See also[edit]


  1. ^ inductis et adplicitis Victore Samsurici et Saturnino fossoribus
  2. ^ As shown on a sign posted at that cemetery, see graveyards.com (photo 10 of 10)


  1. ^ a b c d  One or more of the preceding sentences incorporates text from a publication now in the public domainHerbermann, Charles, ed. (1913). "Fossors". Catholic Encyclopedia. New York: Robert Appleton Company.
  2. ^ Encyclopædia Britannica Book of the Year article on James "Sonny Ford" Thomas, Online 15 October 2005
  3. ^ "John Jackson." Contemporary Black Biography, Volume 36. Edited by Ashyia Henderson. Gale Group, 2002.
  4. ^ "Rod Stewart." 20 Worst Pre-Rock Star Jobs: No. 7. Spinner.com. 2007.
  5. ^ Rod Stewart Was Never a Gravedigger – Neatorama
  6. ^ "Sid Smith" Contemporary Authors Online, Gale, 2005. Reproduced in Biography Resource Center.
  7. ^ "Richie Hebner". baseballbiography.com. Retrieved 24 December 2011.
  8. ^ "The Trial: Week Two", Trial of Peter Sutcliffe
  9. ^ "MP's Ripper prison demand", BBC World News. 9 March 2003
  10. ^ "Yorkshire Ripper, Peter Sutcliffe's Weight-Gain Strategy in Latest Bid for Freedom",[permanent dead link] New Criminologist. 25 May 2005
  11. ^ Alimurung, Gendy (27 June 2012). "Nathan Barnatt Never Grew Up". LA Weekly. Retrieved 8 October 2023.
  12. ^ "Barbara Paul's website". Barbarapaul.com. Archived from the original on 22 November 2005. Retrieved 24 December 2011.
  13. ^ "Chester Bomar Himes." Encyclopedia of World Biography Supplement, Vol. 22. Gale Group, 2002. Reproduced in Biography Resource Center. Farmington Hills, Mich.: Thomson Gale. 2005
  14. ^ Cliffs Notes summary of Act 5, Scene 1 in Hamlet Archived 11 December 2005 at the Wayback Machine
  15. ^ "Resources | Ideas | The significance of the Communist Manifesto". A World to Win. Retrieved 24 December 2011.
  16. ^ a b López, Tara Martin (2014). The Winter of Discontent: Myth, Memory and History.
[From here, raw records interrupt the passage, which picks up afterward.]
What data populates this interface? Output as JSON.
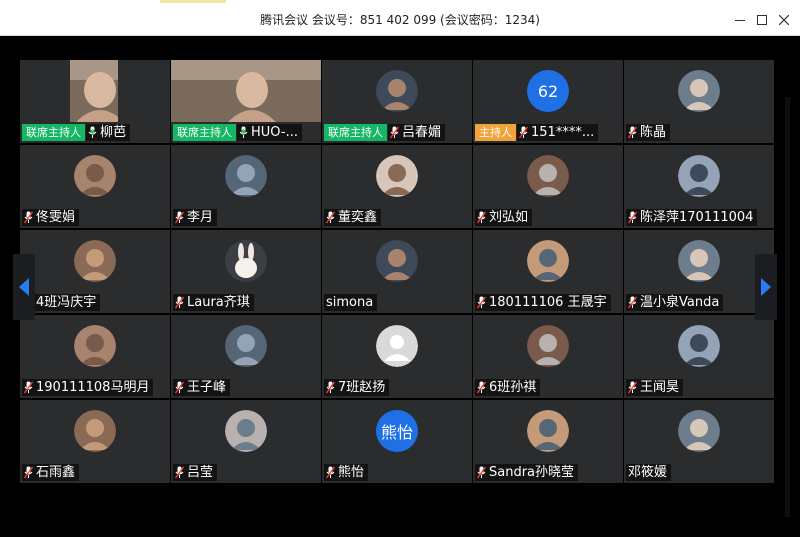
{
  "window": {
    "title": "腾讯会议 会议号：851 402 099  (会议密码：1234)",
    "controls": [
      "minimize-icon",
      "maximize-icon",
      "close-icon"
    ]
  },
  "colors": {
    "tile_bg": "#2b2c2e",
    "cohost_badge": "#15b764",
    "host_badge": "#f2a23a",
    "mic_muted": "#ff3b30",
    "mic_active": "#34c759",
    "nav_arrow": "#2b7cf0"
  },
  "participants": [
    {
      "name": "柳芭",
      "badge": "联席主持人",
      "mic": "active",
      "avatar": "video-feed"
    },
    {
      "name": "HUO-...",
      "badge": "联席主持人",
      "mic": "active",
      "avatar": "video-feed"
    },
    {
      "name": "吕春媚",
      "badge": "联席主持人",
      "mic": "muted",
      "avatar": "cartoon-avatar"
    },
    {
      "name": "151****...",
      "badge": "主持人",
      "mic": "muted",
      "avatar": "text",
      "avatar_text": "62",
      "avatar_color": "#1f6fe5"
    },
    {
      "name": "陈晶",
      "mic": "muted",
      "avatar": "photo-avatar"
    },
    {
      "name": "佟雯娟",
      "mic": "muted",
      "avatar": "cat-avatar"
    },
    {
      "name": "李月",
      "mic": "muted",
      "avatar": "photo-avatar"
    },
    {
      "name": "董奕鑫",
      "mic": "muted",
      "avatar": "cat-avatar"
    },
    {
      "name": "刘弘如",
      "mic": "muted",
      "avatar": "photo-avatar"
    },
    {
      "name": "陈泽萍170111004",
      "mic": "muted",
      "avatar": "photo-avatar"
    },
    {
      "name": "4班冯庆宇",
      "mic": "muted",
      "avatar": "photo-avatar"
    },
    {
      "name": "Laura齐琪",
      "mic": "muted",
      "avatar": "rabbit-avatar"
    },
    {
      "name": "simona",
      "mic": "none",
      "avatar": "cartoon-avatar"
    },
    {
      "name": "180111106 王晟宇",
      "mic": "muted",
      "avatar": "landscape-avatar"
    },
    {
      "name": "温小泉Vanda",
      "mic": "muted",
      "avatar": "photo-avatar"
    },
    {
      "name": "190111108马明月",
      "mic": "muted",
      "avatar": "photo-avatar"
    },
    {
      "name": "王子峰",
      "mic": "muted",
      "avatar": "photo-avatar"
    },
    {
      "name": "7班赵扬",
      "mic": "muted",
      "avatar": "default-user-avatar"
    },
    {
      "name": "6班孙祺",
      "mic": "muted",
      "avatar": "pet-avatar"
    },
    {
      "name": "王闻昊",
      "mic": "muted",
      "avatar": "anime-avatar"
    },
    {
      "name": "石雨鑫",
      "mic": "muted",
      "avatar": "anime-avatar"
    },
    {
      "name": "吕莹",
      "mic": "muted",
      "avatar": "photo-avatar"
    },
    {
      "name": "熊怡",
      "mic": "muted",
      "avatar": "text",
      "avatar_text": "熊怡",
      "avatar_color": "#1f6fe5"
    },
    {
      "name": "Sandra孙晓莹",
      "mic": "muted",
      "avatar": "cartoon-avatar"
    },
    {
      "name": "邓筱媛",
      "mic": "none",
      "avatar": "anime-avatar"
    }
  ],
  "navigation": {
    "prev": "left-arrow-icon",
    "next": "right-arrow-icon"
  }
}
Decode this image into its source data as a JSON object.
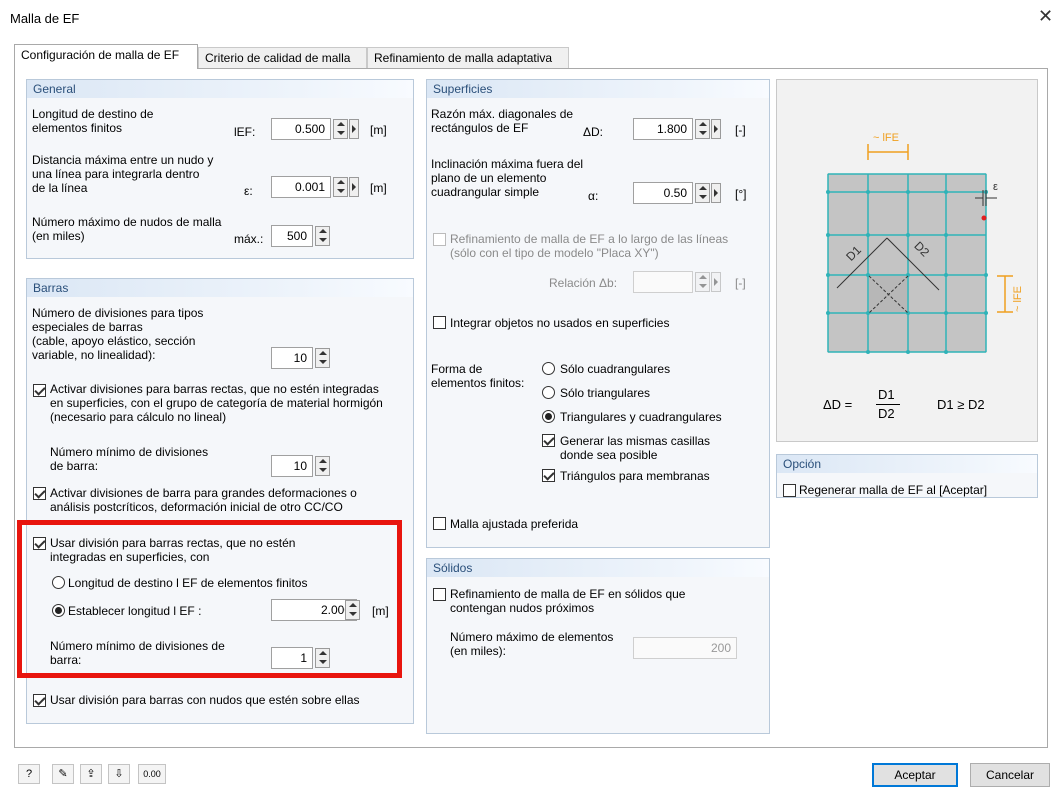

Oxford University Press. pp. 121–23. ISBN 978-1781386019.
  17. ^ López (2014), pp. 117–118
  18. ^ Moore, Charles (2014). Margaret Thatcher: The Authorized Biography: Volume 1. London: Penguin. p. 399. ISBN 978-0140279566.
  19. ^ a b Travis, Alan (30 December 2009). "National archives: Fear of fights at cemetery gates during 1979 winter of discontent". The Guardian.
  20. ^ López (2014), p. 110